“North East Arnhem Land is home to music royalty,” Yirrkala heir apparents East Journey tell me. “There is no other region that has developed as many successful Indigenous bands and musicians as North East Arnhem Land.” Such a conviction holds water even in the national context – some of the area’s breakthrough acts include Australian household names Yothu Yindi and Gurrumul.
For the record: East Journey, a Yolngu band nine members*-strong and several musical genres-wide, are representing themselves in a united front for this interview. A jointly authored document responds to questions I emailed their manager the day before she was to “go out bush” to meet up with the band. Although it’s an unreliable phone reception and a pinching deadline that make for this somewhat impersonal correspondence, the ensuing six pages of collective thoughts quickly make it clear that East Journey are not only a band with a lot to say, but one that actively aims to speak both to and for a lot of people.
“We sing our traditional stories and songlines about nature, land and sea, about our ancestors and the place where we come from, so people can see who we are and appreciate our culture,” East Journey write. “We want to be role models for the new generation and teach them to recognise other people’s beliefs in the knowledge that our culture is so strong. We want people to know that education is important in both ways learning, that to move forward in life, we need to embrace both Yolngu and Ngapaki [white] ways.”
East Journey’s recent, critically acclaimed, debut album Guwak further cements the band’s approach to their music as a medium for open communication. The album is named after Guwak, a sacred message bird that features in much Yolngu ceremonial art and song poetry.
Bolstering the Guwak analogy is East Journey’s sound itself: an expansive creation, welded together from the new and the very old, along with various musical styles sourced from environs both local and further afield. “East Journey started with a saltwater reggae sound,” the band reveal, effectively tipping their hat to the saltwater reggae stylings endemic to the North East Arnhem Land music scene, before adding: “But we have deliberately moved towards a rock sound meshed with acoustic and the traditional sounds of the earthy yidaki [didgeridoo] and bilma [clapsticks] to create a fresh, vibrant and new direction for Australian Indigenous music.”
East Journey’s commitment to cross-cultural dialogue is expressed further yet by their own spin-off organisation: the East Journey Aboriginal Corporation (EJAC). EJAC proposes to advance Yolngu music and culture both domestically and internationally, as well as foster and develop musical talent amongst Yolngu youth, and use music to promote social ideals, including education, employment, and health. “We had our guides like Mandawuy Yunupingu [Yothu Yindi], and we hope to be able to also mentor other young aspiring musicians, building up our Corporation so we can help the next generation tour with us.”

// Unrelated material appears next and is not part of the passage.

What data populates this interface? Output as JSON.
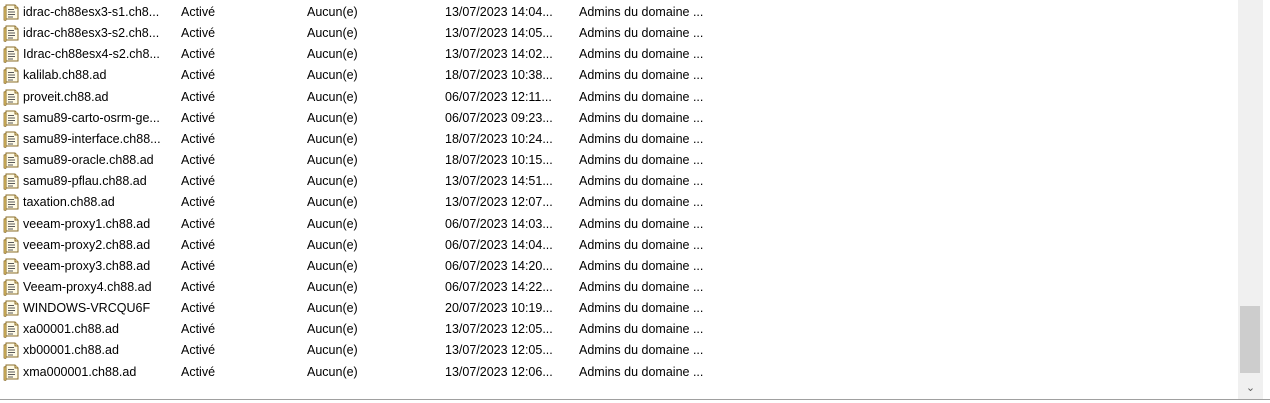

East Journey have steadily gathered kudos from across the country, recently receiving a positive review for Guwak in the pages of The Australian, and a performance spot at the prestigious 2012 National Indigenous Music Awards. Despite such sure steps toward the North East Arnhem Land musical throne however, East Journey clearly intend to share the crown around. It’s an approach that hints of even bigger things to come.
*Rrawun Murmuru (lead/backing vocals); PJ White (electric rhythm/lead guitar); Malngay Yunupingu (backing vocals/dancer); Ngalkanbuy Mununggurr (yidaki, bilma, dancer); Arian Pearson (acoustic guitar); Ses Fury Frank (electric rhythm guitar); Banul Garrawirrtja (keyboard); Manharrngu Marawili (bass); Gathapura Mununggurr (drums)
Published at Off The Leash